Lately, I have been contemplating what it means to forgive. Many of us may have heard the phrase, “Forgiveness is for you, not for the person who caused the pain.” But what does this mean, really? And how would one go about doing that? Some people may think, “Yes, I understand that it’s for me, but they shouldn’t be able to just get away with it without any consequences at all!” And I get that. But it also doesn’t help those who felt the pain to internalize the hurt and carry it with them throughout their lives, remaining a prisoner to it. Just as we may want peace for other people, we also deserve a sense of peace ourselves.
For me personally, I have a long list of being hurt by a vast number of people for a variety of reasons, and I am learning to recognize this and move on for myself, to achieve a sense of peace from each situation. And this peace has to come from within, with the knowledge that we were not hurt because we deserved it, or because we are flawed in some way. As someone who lived with un-diagnosed Attention Deficit Disorder for all of my childhood and part of my adult life at a time when it was a misunderstood condition, this meant a lot of assumptions were made about my intentions and motivations for the things I either did, or did not do. I experienced rejection a lot, from a large variety of different people and for different reasons. Very often, I took this personally when maybe it wasn’t personal.
What I have learned throughout the years is, much of the time people just do what they do because they are operating on their own perspective of the situation – they are not doing these things to me. Just as I didn’t intend to make life difficult for my family in dealing with my intenseness, other people are also usually not being hurtful on purpose. I think we are wired to consider our own perspective first, and I also think this is not selfishness on our part; we are not Borg after all – we are individuals first and foremost, with a need to connect to other individuals in our environment. This means also that we intensely care about how we are perceived to others, and thus we care about acceptance.
Rejection does happen; we cannot please all of the people all of the time. But, we also do not have to make this rejection personal, as we end up attaching feelings of rejection to the inner core of our being where it will live, taunting us, day by day. It becomes a part of our narrative and defines who we are. The good news is, this narrative can be changed. We can rewrite our narrative by choosing peace within ourselves. We can leave the rejection where it belongs – within the environment where we exist, not within ourselves. We can think about the pain we feel, and the cause of it, and make the choice to not allow it to define us anymore.
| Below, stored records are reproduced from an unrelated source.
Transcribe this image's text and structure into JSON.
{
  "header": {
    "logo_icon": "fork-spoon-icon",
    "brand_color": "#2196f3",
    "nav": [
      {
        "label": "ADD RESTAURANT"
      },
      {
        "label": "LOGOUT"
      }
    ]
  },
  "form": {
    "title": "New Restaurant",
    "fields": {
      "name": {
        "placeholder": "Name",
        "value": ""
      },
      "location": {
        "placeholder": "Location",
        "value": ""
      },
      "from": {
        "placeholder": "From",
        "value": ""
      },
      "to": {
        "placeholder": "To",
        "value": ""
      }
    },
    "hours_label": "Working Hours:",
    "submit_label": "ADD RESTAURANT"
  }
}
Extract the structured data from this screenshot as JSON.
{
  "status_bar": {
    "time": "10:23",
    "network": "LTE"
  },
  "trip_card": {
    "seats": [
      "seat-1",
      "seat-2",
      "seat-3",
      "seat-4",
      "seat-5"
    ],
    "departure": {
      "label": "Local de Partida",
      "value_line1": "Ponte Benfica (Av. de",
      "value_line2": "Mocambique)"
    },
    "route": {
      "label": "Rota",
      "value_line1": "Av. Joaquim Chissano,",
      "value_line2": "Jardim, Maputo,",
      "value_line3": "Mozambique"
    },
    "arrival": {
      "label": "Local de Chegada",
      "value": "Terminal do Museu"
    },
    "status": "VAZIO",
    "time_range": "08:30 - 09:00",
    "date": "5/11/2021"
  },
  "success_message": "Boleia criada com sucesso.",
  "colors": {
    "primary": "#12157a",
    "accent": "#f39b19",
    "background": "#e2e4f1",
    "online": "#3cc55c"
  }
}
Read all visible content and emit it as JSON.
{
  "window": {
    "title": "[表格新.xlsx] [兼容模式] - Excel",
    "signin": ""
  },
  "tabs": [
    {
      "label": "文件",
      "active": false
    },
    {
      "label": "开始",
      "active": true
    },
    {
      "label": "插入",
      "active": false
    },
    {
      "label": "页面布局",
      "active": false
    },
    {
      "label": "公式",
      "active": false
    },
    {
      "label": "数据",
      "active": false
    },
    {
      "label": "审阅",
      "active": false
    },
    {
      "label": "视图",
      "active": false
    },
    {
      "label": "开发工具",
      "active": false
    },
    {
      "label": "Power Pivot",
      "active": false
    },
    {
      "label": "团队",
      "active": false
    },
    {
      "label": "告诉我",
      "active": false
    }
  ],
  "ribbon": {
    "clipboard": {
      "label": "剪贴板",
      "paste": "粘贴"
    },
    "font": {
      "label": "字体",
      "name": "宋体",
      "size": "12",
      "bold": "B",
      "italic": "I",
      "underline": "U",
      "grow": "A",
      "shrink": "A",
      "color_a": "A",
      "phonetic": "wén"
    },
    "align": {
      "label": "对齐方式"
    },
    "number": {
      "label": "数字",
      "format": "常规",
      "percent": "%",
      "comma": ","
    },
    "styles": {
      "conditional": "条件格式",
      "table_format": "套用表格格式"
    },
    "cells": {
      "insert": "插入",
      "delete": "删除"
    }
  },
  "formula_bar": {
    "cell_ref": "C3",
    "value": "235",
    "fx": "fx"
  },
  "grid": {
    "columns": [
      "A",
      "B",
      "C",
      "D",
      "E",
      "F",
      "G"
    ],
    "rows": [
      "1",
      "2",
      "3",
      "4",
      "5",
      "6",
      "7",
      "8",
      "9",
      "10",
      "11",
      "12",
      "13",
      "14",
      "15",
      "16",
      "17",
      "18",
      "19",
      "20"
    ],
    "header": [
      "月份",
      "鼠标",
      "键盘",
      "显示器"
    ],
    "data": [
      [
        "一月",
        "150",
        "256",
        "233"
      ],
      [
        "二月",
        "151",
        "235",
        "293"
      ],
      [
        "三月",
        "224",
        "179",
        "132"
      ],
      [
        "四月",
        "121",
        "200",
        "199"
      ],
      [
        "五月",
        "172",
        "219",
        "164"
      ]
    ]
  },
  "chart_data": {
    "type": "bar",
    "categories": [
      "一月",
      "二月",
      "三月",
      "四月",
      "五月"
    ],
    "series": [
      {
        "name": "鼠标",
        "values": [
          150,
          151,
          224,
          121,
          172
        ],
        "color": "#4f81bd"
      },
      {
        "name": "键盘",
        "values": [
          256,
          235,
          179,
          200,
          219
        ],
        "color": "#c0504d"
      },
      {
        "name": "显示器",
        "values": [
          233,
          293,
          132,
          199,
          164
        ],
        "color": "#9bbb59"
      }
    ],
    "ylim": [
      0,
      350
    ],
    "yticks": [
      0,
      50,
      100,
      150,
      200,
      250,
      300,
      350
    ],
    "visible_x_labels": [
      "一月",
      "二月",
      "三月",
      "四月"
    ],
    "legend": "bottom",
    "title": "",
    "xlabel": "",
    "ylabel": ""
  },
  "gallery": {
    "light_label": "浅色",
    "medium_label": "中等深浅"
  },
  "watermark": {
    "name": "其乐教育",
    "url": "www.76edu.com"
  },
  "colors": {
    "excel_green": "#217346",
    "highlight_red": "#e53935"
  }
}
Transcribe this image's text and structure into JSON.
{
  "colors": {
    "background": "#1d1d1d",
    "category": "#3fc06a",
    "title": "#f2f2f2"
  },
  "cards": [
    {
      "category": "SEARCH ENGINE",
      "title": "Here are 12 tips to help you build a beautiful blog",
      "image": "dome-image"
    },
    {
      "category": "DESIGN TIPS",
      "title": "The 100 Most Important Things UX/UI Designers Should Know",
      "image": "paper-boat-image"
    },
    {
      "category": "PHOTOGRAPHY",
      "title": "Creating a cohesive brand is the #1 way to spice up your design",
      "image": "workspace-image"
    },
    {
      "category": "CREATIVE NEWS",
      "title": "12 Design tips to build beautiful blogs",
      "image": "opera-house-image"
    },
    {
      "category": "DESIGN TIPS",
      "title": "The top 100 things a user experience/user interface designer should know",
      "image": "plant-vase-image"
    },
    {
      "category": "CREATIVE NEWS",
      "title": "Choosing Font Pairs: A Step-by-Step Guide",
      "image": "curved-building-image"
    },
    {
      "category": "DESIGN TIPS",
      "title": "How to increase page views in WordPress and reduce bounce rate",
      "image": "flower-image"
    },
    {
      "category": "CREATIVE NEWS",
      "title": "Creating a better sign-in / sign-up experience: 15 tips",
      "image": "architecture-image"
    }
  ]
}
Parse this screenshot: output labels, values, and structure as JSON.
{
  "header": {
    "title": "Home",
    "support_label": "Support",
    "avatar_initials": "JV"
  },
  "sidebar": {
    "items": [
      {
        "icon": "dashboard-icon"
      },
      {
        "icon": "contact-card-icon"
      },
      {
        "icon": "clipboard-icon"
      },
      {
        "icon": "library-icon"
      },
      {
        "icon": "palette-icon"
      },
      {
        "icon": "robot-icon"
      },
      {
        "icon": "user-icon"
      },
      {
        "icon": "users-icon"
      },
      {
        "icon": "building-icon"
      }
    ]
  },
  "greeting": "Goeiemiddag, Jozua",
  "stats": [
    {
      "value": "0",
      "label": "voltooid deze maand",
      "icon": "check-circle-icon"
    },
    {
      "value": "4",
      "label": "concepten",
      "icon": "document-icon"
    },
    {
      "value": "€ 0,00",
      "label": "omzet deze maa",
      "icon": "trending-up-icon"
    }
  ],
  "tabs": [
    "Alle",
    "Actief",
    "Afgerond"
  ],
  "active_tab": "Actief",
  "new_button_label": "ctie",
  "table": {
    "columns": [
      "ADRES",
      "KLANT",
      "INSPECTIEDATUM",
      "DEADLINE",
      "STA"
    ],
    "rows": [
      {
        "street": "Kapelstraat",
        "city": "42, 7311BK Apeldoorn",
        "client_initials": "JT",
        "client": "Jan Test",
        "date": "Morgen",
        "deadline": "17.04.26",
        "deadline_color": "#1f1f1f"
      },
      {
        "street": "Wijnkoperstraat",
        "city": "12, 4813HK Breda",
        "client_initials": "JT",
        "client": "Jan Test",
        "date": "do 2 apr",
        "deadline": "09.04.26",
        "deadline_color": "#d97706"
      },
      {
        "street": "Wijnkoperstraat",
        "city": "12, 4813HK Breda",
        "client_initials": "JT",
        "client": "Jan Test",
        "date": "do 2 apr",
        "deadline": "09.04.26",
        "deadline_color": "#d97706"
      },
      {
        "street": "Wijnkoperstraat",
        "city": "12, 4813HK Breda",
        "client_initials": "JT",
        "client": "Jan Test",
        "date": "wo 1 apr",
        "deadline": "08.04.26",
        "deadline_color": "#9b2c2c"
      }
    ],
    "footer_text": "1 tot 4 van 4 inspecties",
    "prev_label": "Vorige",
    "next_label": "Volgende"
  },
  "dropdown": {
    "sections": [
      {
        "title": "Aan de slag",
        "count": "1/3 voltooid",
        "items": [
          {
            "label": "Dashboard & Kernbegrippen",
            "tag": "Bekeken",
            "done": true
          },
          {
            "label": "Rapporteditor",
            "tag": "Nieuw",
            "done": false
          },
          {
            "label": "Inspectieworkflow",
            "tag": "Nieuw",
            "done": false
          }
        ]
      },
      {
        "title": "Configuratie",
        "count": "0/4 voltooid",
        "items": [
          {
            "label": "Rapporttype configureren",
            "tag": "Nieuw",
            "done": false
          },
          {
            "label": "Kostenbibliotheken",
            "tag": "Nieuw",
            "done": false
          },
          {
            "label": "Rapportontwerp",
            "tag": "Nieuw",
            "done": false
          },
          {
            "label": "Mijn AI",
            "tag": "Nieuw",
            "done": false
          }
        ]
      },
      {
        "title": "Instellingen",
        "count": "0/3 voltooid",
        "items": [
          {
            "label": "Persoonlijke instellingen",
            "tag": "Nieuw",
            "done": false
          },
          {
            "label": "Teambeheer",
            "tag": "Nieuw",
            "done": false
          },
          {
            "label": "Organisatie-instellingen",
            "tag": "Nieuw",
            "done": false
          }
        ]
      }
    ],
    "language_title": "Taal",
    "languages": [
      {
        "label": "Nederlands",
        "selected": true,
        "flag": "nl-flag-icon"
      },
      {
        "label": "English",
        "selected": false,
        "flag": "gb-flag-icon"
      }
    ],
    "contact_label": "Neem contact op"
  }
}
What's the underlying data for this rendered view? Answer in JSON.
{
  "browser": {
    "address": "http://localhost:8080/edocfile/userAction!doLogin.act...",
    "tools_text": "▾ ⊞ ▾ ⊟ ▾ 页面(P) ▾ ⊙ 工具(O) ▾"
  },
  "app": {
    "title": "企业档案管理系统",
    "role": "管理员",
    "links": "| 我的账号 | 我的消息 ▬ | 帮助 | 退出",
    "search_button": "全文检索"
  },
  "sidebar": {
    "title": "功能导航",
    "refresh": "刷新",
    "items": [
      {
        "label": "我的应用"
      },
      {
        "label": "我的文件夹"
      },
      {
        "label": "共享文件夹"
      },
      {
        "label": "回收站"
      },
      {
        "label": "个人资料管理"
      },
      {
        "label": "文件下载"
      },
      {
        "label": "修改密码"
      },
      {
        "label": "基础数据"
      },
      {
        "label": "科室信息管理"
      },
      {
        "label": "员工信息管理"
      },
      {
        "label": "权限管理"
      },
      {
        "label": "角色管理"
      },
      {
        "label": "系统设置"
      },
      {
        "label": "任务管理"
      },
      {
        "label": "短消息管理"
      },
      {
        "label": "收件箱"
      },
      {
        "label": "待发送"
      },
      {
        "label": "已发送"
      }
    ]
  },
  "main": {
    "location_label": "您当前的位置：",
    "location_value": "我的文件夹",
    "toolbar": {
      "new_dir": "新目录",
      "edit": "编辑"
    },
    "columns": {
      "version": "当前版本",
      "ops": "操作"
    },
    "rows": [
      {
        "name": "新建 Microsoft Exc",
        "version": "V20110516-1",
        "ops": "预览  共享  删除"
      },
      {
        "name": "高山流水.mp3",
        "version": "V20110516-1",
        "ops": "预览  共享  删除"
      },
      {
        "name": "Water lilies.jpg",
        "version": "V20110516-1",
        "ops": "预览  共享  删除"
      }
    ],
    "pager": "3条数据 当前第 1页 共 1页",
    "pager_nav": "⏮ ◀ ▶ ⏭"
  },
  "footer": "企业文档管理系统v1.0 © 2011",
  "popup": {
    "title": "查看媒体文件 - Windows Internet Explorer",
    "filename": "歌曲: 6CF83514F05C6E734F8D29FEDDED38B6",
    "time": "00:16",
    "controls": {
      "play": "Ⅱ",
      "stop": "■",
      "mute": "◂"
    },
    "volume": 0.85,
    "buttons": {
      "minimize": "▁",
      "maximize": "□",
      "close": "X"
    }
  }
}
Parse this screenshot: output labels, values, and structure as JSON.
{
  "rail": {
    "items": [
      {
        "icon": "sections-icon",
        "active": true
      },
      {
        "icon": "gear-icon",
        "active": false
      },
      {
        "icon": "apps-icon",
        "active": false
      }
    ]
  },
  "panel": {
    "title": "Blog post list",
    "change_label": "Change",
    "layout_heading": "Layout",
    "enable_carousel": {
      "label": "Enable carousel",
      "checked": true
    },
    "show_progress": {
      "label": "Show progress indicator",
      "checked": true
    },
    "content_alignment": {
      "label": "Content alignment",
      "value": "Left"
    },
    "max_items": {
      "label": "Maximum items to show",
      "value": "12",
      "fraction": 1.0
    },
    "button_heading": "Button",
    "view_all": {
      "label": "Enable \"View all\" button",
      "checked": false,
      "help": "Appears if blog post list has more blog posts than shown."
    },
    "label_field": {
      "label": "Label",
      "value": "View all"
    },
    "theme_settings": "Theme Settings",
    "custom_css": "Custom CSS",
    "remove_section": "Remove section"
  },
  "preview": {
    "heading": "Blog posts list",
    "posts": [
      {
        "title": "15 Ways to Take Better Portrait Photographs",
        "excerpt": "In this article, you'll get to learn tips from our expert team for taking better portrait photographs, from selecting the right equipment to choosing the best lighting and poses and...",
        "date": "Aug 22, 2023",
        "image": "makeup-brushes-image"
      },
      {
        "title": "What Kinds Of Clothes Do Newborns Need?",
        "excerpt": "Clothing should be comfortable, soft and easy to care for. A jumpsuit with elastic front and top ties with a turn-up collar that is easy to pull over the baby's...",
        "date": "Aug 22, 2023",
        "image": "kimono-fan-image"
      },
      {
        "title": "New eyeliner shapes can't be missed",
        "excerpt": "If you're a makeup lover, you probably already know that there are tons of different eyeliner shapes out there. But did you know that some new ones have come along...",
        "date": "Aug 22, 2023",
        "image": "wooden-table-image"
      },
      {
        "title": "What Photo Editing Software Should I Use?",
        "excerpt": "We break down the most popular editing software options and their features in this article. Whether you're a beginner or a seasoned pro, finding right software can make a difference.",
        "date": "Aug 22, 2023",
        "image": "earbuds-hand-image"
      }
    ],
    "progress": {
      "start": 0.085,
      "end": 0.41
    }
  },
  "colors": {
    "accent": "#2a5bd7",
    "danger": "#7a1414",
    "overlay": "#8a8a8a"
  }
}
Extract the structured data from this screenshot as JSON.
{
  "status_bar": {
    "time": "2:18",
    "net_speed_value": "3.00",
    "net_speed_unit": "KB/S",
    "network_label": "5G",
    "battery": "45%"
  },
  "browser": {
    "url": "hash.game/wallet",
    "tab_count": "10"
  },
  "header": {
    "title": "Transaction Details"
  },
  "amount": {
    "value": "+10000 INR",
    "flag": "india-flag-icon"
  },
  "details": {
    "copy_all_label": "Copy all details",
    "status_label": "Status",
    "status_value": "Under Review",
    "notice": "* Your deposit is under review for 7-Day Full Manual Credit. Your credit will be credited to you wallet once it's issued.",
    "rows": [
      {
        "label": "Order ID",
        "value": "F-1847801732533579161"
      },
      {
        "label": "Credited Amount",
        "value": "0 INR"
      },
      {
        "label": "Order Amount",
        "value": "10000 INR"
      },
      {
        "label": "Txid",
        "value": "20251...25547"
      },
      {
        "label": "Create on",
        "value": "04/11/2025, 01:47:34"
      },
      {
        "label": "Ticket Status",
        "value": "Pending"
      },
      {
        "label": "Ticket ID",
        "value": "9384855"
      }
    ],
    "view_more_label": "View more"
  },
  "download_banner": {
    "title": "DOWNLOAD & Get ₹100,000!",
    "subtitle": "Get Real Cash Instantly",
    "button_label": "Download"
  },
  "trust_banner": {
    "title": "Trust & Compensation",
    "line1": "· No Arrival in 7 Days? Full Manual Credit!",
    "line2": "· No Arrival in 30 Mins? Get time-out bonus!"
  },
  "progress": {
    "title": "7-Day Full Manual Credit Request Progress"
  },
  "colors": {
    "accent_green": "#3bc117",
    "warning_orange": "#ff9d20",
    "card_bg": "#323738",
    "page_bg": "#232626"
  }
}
This doesn’t mean those who hurt us got away with it; there are always consequences for every action. We may not always see those consequences, because they live in the core of another person, not ourselves. This is not our baggage to own, it belongs to someone else. But, by separating our mental and emotional belongings from other peoples’, we can achieve peace. We can forgive. And we can do it for ourselves, because self-love is one of the most powerful forces we have.